### WORK INSTRUCTION:
For each line of the data below that holds "Dikembalikan", copy the line.
----
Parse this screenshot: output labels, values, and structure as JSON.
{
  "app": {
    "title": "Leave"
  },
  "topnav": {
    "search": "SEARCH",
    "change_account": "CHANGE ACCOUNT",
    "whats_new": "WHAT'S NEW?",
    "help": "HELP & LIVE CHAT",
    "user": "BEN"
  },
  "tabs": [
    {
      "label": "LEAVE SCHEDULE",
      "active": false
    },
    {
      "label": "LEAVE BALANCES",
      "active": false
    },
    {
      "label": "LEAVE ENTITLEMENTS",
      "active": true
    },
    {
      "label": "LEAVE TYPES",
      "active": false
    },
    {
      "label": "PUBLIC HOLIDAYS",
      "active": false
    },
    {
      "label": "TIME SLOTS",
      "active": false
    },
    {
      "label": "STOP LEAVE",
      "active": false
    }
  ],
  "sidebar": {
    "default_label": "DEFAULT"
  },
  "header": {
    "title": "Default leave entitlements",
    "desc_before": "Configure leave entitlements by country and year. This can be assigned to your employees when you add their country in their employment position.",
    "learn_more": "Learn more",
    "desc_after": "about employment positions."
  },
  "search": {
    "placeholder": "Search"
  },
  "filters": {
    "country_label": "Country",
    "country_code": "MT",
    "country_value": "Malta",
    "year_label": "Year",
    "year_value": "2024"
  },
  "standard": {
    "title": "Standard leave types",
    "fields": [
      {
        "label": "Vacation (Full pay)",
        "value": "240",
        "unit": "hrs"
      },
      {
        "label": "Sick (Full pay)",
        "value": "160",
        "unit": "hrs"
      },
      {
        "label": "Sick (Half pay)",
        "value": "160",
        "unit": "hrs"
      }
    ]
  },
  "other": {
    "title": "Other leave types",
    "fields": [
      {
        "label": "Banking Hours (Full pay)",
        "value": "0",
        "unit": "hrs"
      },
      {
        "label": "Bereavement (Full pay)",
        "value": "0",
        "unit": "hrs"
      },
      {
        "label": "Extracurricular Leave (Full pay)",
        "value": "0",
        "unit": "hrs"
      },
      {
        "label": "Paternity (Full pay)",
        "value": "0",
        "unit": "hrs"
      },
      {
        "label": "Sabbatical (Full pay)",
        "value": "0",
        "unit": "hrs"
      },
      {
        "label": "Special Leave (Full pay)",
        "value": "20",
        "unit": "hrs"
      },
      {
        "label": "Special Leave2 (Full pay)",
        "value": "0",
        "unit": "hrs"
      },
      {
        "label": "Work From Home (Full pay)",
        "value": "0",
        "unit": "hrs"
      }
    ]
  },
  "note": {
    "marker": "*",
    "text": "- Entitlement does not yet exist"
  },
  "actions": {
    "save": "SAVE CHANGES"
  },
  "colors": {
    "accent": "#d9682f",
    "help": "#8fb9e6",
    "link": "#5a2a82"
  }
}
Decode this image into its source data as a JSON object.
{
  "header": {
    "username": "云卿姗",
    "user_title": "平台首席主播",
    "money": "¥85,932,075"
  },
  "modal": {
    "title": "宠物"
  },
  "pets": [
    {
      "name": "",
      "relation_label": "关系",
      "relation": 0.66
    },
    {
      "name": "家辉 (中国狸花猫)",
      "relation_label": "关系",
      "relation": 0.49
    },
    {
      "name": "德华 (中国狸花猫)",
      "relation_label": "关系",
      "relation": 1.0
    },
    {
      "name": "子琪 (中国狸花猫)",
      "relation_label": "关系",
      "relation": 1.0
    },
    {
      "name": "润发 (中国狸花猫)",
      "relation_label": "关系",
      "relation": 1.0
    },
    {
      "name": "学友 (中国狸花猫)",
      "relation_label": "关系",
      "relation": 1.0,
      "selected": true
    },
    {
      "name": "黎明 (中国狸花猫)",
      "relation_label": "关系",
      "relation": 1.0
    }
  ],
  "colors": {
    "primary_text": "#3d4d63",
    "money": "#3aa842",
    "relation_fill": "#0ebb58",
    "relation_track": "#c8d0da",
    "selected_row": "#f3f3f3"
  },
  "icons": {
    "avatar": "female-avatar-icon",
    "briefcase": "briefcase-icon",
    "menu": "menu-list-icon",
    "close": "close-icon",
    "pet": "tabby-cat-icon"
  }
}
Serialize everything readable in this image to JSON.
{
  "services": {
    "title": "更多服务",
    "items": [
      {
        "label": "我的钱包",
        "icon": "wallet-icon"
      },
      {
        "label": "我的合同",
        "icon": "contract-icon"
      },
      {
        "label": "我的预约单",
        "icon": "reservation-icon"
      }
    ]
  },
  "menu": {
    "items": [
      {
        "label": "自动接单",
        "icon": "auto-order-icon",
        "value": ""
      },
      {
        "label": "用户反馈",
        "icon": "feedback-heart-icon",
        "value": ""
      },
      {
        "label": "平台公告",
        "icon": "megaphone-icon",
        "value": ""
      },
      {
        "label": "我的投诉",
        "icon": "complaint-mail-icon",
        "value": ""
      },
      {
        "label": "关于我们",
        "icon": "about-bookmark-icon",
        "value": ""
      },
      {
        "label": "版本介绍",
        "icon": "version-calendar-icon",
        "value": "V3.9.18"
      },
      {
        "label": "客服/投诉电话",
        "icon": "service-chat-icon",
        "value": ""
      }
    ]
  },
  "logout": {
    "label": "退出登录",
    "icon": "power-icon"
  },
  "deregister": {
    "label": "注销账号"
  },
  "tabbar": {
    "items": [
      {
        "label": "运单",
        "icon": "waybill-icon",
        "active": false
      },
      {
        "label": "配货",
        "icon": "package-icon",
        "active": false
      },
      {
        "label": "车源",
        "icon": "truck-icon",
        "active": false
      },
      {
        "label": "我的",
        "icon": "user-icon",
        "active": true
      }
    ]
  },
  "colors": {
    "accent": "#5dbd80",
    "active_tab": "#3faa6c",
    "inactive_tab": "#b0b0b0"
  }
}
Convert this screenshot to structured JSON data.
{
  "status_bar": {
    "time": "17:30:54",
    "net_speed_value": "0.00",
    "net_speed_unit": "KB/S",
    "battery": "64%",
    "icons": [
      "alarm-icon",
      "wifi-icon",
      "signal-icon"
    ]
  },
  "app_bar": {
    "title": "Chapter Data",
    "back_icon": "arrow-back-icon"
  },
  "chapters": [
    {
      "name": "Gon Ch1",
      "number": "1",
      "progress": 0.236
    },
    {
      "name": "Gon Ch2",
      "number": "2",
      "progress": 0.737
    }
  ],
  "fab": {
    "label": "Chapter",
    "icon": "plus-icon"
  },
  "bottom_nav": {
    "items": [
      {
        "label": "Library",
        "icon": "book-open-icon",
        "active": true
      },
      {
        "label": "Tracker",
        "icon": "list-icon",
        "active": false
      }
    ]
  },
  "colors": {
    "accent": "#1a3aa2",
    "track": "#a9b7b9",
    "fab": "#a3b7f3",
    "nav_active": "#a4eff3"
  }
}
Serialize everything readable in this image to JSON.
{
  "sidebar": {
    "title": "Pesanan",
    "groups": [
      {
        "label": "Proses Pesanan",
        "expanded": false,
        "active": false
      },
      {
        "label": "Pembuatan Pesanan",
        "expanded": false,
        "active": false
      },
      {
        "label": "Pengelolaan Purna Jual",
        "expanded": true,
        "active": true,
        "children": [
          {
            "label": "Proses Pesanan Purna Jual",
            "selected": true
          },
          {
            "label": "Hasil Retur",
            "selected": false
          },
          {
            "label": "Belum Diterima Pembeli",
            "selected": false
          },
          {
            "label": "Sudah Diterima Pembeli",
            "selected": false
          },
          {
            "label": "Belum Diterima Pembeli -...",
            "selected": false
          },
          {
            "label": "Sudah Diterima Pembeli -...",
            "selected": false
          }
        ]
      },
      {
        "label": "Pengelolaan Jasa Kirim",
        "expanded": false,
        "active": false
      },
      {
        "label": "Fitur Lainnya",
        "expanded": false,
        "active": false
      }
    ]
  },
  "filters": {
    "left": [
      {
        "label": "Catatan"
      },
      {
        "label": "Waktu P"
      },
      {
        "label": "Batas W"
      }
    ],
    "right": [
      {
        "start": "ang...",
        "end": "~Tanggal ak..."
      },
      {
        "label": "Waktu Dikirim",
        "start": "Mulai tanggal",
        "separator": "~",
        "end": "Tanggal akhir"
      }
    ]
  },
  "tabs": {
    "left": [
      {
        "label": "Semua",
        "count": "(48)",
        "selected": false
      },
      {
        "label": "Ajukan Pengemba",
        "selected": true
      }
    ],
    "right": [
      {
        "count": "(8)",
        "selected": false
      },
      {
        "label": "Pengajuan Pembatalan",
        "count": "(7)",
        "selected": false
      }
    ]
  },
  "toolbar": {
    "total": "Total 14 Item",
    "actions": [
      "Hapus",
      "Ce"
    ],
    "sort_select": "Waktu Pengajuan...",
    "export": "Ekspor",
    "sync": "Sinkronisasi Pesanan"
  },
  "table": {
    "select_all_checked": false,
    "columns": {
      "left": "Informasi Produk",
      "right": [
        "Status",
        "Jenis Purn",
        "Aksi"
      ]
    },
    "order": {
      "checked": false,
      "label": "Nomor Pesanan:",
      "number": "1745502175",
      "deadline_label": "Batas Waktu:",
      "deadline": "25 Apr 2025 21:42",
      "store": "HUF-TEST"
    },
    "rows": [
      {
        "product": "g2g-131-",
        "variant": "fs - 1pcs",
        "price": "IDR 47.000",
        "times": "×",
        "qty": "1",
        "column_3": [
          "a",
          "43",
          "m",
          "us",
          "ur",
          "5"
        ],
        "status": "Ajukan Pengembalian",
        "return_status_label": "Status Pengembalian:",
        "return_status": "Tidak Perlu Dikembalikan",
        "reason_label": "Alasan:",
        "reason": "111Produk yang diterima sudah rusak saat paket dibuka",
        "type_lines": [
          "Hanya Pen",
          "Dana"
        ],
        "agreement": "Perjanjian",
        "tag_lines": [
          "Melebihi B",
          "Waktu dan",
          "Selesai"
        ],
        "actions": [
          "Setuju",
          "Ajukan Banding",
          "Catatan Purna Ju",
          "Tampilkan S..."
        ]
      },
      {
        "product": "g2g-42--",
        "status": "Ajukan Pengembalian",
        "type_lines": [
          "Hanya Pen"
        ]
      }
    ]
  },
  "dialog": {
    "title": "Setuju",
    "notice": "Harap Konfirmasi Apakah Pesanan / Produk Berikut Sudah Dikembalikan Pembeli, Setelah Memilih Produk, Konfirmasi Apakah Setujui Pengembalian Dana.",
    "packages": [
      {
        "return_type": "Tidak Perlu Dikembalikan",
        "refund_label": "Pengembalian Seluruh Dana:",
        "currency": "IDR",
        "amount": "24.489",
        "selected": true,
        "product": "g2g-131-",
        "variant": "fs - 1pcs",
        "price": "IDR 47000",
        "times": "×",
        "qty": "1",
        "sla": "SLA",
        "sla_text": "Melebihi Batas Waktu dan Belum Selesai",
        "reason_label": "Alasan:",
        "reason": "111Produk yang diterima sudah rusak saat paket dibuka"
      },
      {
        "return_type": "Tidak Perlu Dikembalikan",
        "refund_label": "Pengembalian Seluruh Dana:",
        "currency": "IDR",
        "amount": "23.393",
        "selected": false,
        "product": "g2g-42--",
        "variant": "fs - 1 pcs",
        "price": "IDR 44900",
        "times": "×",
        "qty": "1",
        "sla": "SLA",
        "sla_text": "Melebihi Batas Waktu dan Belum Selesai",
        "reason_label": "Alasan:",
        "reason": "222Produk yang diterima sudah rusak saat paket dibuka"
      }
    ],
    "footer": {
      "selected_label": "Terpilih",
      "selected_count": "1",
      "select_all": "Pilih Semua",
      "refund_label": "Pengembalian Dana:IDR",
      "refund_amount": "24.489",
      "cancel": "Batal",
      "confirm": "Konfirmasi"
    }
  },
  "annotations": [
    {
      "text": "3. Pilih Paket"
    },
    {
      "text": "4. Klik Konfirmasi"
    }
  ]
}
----
### YOUR RESPONSE:
        "return_status": "Tidak Perlu Dikembalikan",
    "notice": "Harap Konfirmasi Apakah Pesanan / Produk Berikut Sudah Dikembalikan Pembeli, Setelah Memilih Produk, Konfirmasi Apakah Setujui Pengembalian Dana.",
        "return_type": "Tidak Perlu Dikembalikan",
        "return_type": "Tidak Perlu Dikembalikan",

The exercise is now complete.